The Iowa fans know his name. A roar crashes into the pit of the arena like the crazy storm that welcomed Russell to Iowa City. The Iowa fans are on their feet. Russell raises his arm over his head. The noise builds. He is waving goodbye. He glances over his shoulder. The three Big Ten wrestlers are pumping their hands, joining in this rare tribute. He shakes their hands. Russell's head pivots around. He takes one last look at a college arena.

From the platform, he can look back over the years of sacrifice and hard work. Over the victories and defeats, on the mat and off. His parents' divorce, his brother's injury. The arrest of his friend, Broderick Lee. Over blown knees and scarred ears and weeks of fasting on his juice diet. Over Aaron Childs and an unblemished high school career. Over four Division II championships. Over his riding time curse. Over the shots he never took at the 1991 nationals.

Three steps to his left stands Mark Reiland. The Iowa junior is on the top step. The Iowa fans clap in rhythm and cheer their new champion. After 16,000 hours on the mat, 500 days of black eyes and swelled ears, of dripping vinyl suits and pungent saunas, it is the perch Russell did not reach.

After the brief ceremony, Russell walks off the mat and out of college wrestling. The Portland State senior is the last of his kind. The only college wrestler ever to win NCAA titles at three different weights.

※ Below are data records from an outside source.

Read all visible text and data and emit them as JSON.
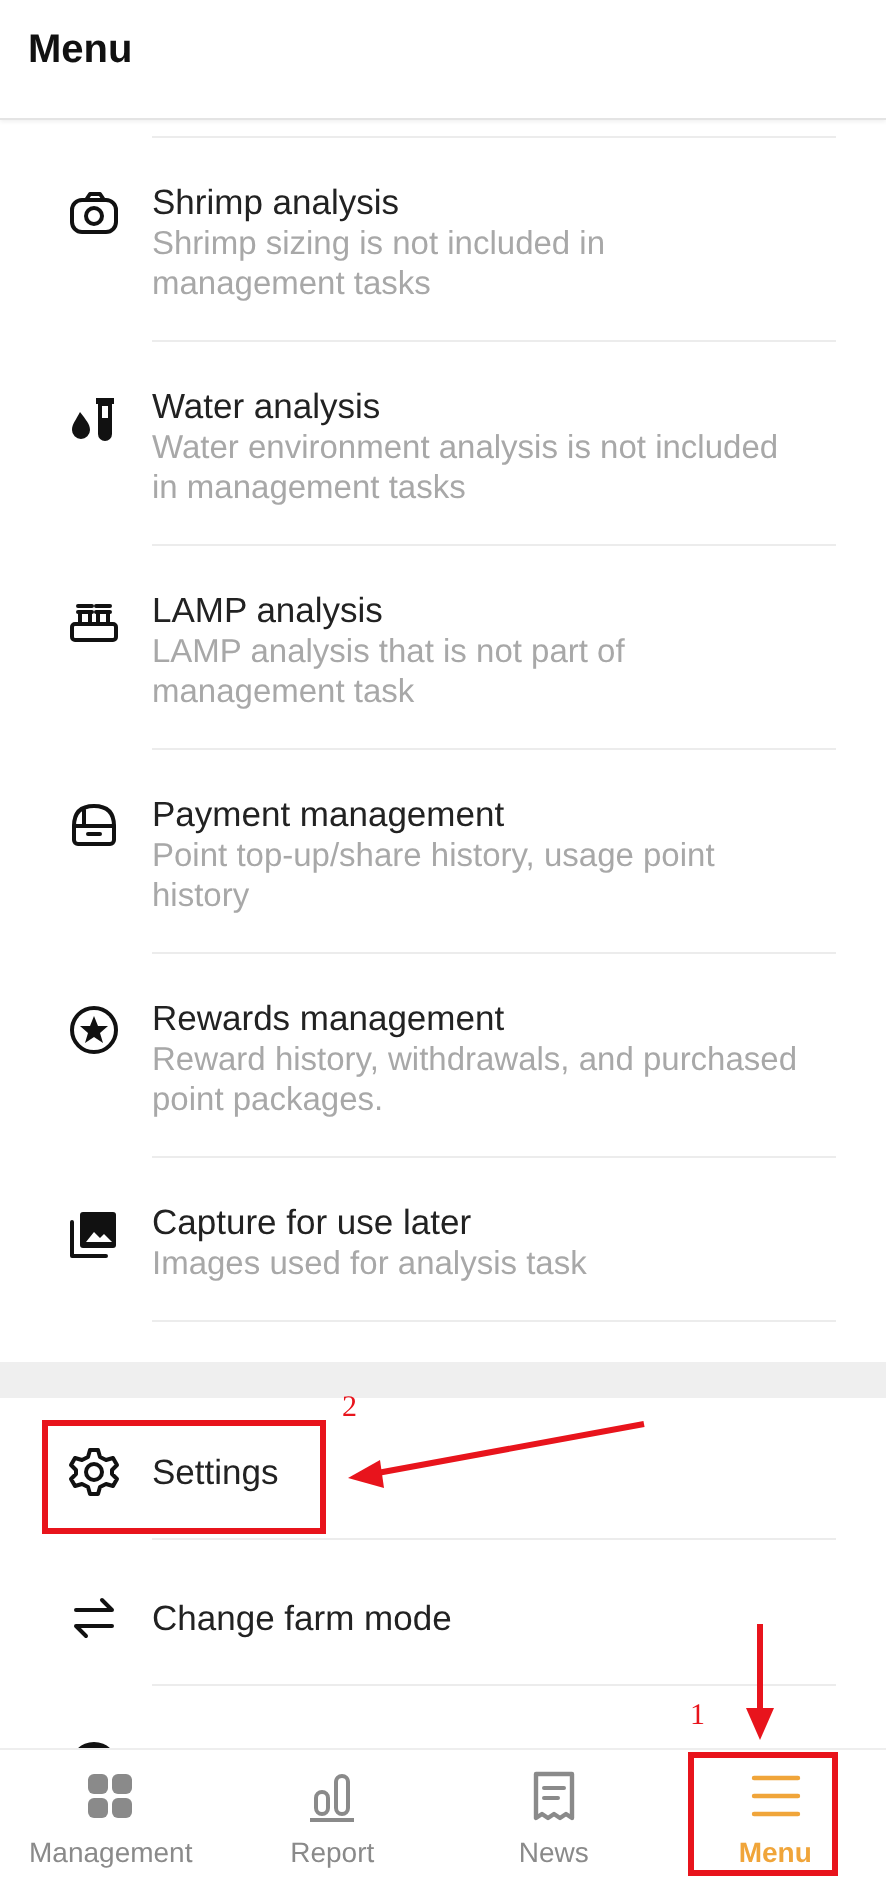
{
  "header": {
    "title": "Menu"
  },
  "sections": [
    {
      "items": [
        {
          "title": "Shrimp analysis",
          "description": "Shrimp sizing is not included in management tasks"
        },
        {
          "title": "Water analysis",
          "description": "Water environment analysis is not included in management tasks"
        },
        {
          "title": "LAMP analysis",
          "description": "LAMP analysis that is not part of management task"
        },
        {
          "title": "Payment management",
          "description": "Point top-up/share history, usage point history"
        },
        {
          "title": "Rewards management",
          "description": "Reward history, withdrawals, and purchased point packages."
        },
        {
          "title": "Capture for use later",
          "description": "Images used for analysis task"
        }
      ]
    },
    {
      "items": [
        {
          "kind": "link",
          "title": "Settings"
        },
        {
          "kind": "link",
          "title": "Change farm mode"
        },
        {
          "kind": "cut"
        }
      ]
    }
  ],
  "bottom_nav": [
    {
      "label": "Management",
      "selected": false
    },
    {
      "label": "Report",
      "selected": false
    },
    {
      "label": "News",
      "selected": false
    },
    {
      "label": "Menu",
      "selected": true
    }
  ],
  "annotations": [
    {
      "label": "1"
    },
    {
      "label": "2"
    }
  ]
}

The last small college champion to win All-America honors at college wrestling's Big Show.

Russell's eyes are focused forward. Ahead, he can see Barcelona in the Olympic summer of '92. Farther yet, the humid summer of '96 in Atlanta. In his mind he sees the same relentless picture: Dan Russell, the skinny little kid who wanted to wrestle, is standing at center. He is soaked with sweat and breathing hard. A referee stands next to him. He is raising Dan's weary arm in victory.

The scene never finally happened in Iowa. He lost. Yet he won the crowd with his skill, his enthusiasm, his sense of fair play, his character.

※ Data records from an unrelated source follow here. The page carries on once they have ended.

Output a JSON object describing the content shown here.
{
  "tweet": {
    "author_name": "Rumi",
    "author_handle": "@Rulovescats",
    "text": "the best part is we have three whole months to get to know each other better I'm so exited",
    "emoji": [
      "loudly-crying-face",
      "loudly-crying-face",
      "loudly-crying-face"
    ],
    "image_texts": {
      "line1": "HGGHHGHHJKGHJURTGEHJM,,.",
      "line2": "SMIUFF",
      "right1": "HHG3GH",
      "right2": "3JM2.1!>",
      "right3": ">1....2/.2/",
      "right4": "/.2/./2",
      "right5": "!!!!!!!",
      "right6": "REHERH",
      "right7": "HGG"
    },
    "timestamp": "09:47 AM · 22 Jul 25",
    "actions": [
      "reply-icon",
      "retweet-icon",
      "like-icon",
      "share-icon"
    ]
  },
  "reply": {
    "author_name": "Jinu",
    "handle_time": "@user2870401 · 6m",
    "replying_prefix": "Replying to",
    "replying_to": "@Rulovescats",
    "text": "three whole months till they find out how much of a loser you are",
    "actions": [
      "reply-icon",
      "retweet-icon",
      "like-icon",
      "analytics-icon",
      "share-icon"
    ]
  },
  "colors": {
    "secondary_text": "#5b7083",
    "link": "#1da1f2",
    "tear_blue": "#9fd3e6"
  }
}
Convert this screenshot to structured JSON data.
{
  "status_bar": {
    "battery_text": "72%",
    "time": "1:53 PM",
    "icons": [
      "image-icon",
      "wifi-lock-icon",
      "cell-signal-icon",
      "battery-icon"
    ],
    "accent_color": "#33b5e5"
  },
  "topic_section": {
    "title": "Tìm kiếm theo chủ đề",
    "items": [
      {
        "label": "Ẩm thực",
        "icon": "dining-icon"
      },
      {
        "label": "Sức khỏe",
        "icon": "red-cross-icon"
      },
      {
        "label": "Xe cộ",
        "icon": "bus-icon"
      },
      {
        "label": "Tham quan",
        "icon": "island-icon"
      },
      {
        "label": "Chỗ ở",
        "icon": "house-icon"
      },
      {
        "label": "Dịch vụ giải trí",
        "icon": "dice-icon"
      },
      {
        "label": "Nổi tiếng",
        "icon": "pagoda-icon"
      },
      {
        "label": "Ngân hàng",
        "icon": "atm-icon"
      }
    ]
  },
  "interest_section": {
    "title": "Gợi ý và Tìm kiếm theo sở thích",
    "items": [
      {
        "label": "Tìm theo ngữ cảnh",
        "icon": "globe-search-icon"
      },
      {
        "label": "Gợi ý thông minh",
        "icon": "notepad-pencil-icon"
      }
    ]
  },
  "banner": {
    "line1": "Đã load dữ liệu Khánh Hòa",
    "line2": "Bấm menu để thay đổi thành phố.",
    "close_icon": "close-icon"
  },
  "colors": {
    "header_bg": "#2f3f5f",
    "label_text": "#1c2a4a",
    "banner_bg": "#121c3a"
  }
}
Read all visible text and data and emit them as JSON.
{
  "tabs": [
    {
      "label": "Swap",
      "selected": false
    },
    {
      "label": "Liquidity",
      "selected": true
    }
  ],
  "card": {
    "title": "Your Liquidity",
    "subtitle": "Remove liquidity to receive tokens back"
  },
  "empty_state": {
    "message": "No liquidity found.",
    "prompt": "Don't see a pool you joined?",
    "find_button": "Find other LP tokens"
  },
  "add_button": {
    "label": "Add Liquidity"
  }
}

A Sports Illustrated photographer later asks, "What was that big deal about the Russell kid? I didn't understand?"

His family and friends did. So did 14,000 wrestling fans in Carver Hawkeye Arena. They saw and it touched them.

After the finals, Russell was invited to the Hawkeye victory party. Cars were parked a half-mile from the Westview Inn. Inside, about 1,000 people were delirious in black-and-gold victory. Beer and champagne flowed. Wrestlers danced. Music throbbed.

"Amazing. Amazing," Russell said as he looked over the wild scene.

The Iowa fans mobbed him. They pounded his back. They dragged him on stage and cheered him again. They said he was a hero.

On the way to the airport the next morning, the tiny Portland State contingent stopped at a gas station. A group of farmers was inside. When Russell walked in, they stopped talking and started to clap.

And finally, before the jetliner lifted from the runway at the Cedar Rapids airport, a stewardess' voice echoed over the speaker system.

"Iowa would like to say goodbye to Dan Russell." she said.